was matched by the arrival of new vendors and use cases,
confirming its status as a mainstream technology. Based on an
understanding of the sector developed through Lab49's
partnerships with vendors and implementations with clients, I
sense that CEP is at a major inflection point right now.

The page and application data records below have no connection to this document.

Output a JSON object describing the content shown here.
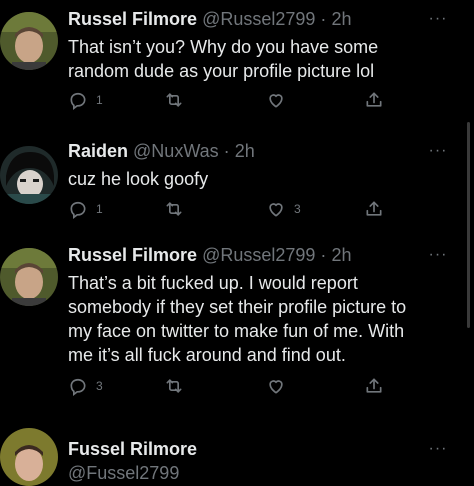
{
  "tweets": [
    {
      "name": "Russel Filmore",
      "handle": "@Russel2799",
      "separator": "·",
      "time": "2h",
      "text_lines": [
        "That isn’t you? Why do you have some",
        "random dude as your profile picture lol"
      ],
      "reply_count": "1",
      "retweet_count": "",
      "like_count": "",
      "more_icon": "more-dots-icon"
    },
    {
      "name": "Raiden",
      "handle": "@NuxWas",
      "separator": "·",
      "time": "2h",
      "text_lines": [
        "cuz he look goofy"
      ],
      "reply_count": "1",
      "retweet_count": "",
      "like_count": "3",
      "more_icon": "more-dots-icon"
    },
    {
      "name": "Russel Filmore",
      "handle": "@Russel2799",
      "separator": "·",
      "time": "2h",
      "text_lines": [
        "That’s a bit fucked up. I would report",
        "somebody if they set their profile picture to",
        "my face on twitter to make fun of me. With",
        "me it’s all fuck around and find out."
      ],
      "reply_count": "3",
      "retweet_count": "",
      "like_count": "",
      "more_icon": "more-dots-icon"
    },
    {
      "name": "Fussel Rilmore",
      "handle": "@Fussel2799",
      "more_icon": "more-dots-icon"
    }
  ],
  "icons": {
    "reply": "reply-icon",
    "retweet": "retweet-icon",
    "like": "like-icon",
    "share": "share-icon"
  },
  "colors": {
    "background": "#000000",
    "text": "#e7e9ea",
    "secondary": "#71767b"
  }
}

Looking out to 2008 and beyond, I expect CEP technologies to mature from workgroup- or desk-level tools to enterprise-wide platforms. Tools have started to evolve to support the demands placed on other enterprise technologies such as: high availability; fault tolerance; better deployment, management and configuration tools; and tighter integration with entitlement, authentication and security infrastructure. At the same time, customers are pushing for more sophisticated end-user tools (customisable dashboards, Excel integration, ad hoc query and business intelligence tools, etc.) to lessen their reliance on IT departments every time a business user needs to see some data. For instance, the most recent version upgrades to StreamBase include features for better error handling, finer-grained security and support for several different fault tolerant deployment scenarios. Likewise, Coral8 has recently added 64-bit Windows support, an updated portal product, real-time Excel integration and enhanced security capabilities. Lastly, the emergence of related technologies such as low-latency messaging systems, grid computing platforms and data fabrics has led to a confusing patchwork of different systems. Vendors will increasingly look for tighter integration of the various overlapping feature sets these products provide, yielding simpler and more comprehensive suites of platforms from fewer vendors. For instance, BEA has added closer integration with distributed cache products as well as publish/subscribe messaging features to their event server products.